| Exercise aim |
Check every line of the data for the string "name" and copy the ones that have it.

Dataset items
+++++
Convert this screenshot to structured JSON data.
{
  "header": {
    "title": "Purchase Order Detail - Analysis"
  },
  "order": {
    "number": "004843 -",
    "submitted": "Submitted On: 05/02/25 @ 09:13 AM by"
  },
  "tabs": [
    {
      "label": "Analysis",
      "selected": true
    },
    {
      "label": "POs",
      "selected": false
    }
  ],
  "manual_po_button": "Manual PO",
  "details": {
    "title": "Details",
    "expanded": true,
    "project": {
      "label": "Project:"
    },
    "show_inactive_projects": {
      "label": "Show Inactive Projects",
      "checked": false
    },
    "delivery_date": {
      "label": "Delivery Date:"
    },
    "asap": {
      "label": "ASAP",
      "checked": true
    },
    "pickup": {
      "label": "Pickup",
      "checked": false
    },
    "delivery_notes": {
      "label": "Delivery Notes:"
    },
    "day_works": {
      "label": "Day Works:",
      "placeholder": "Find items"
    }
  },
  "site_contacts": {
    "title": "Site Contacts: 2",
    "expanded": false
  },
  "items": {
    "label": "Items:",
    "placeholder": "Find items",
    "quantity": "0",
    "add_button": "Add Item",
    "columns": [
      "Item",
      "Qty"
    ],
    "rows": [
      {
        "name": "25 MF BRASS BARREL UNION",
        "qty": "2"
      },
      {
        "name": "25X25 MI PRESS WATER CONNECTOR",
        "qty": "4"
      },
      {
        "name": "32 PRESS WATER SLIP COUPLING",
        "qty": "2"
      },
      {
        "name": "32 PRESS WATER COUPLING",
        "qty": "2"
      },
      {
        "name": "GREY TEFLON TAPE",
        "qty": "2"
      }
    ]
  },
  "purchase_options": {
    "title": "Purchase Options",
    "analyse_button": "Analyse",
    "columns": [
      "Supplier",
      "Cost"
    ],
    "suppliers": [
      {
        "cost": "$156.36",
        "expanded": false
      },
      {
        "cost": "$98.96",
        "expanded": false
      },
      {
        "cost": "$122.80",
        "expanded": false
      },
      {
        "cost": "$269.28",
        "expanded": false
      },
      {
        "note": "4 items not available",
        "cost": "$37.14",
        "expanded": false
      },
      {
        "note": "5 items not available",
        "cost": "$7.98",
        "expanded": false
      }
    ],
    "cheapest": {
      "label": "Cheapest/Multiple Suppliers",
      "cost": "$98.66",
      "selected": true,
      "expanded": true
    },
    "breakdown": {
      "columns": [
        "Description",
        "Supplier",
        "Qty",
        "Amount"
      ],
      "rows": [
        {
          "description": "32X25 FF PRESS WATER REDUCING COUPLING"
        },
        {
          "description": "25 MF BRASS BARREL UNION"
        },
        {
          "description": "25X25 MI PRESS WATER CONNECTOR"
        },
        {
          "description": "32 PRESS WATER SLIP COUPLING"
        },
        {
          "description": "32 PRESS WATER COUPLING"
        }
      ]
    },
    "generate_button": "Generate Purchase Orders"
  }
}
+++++
| Exercise result |
        "name": "25 MF BRASS BARREL UNION",
        "name": "25X25 MI PRESS WATER CONNECTOR",
        "name": "32 PRESS WATER SLIP COUPLING",
        "name": "32 PRESS WATER COUPLING",
        "name": "GREY TEFLON TAPE",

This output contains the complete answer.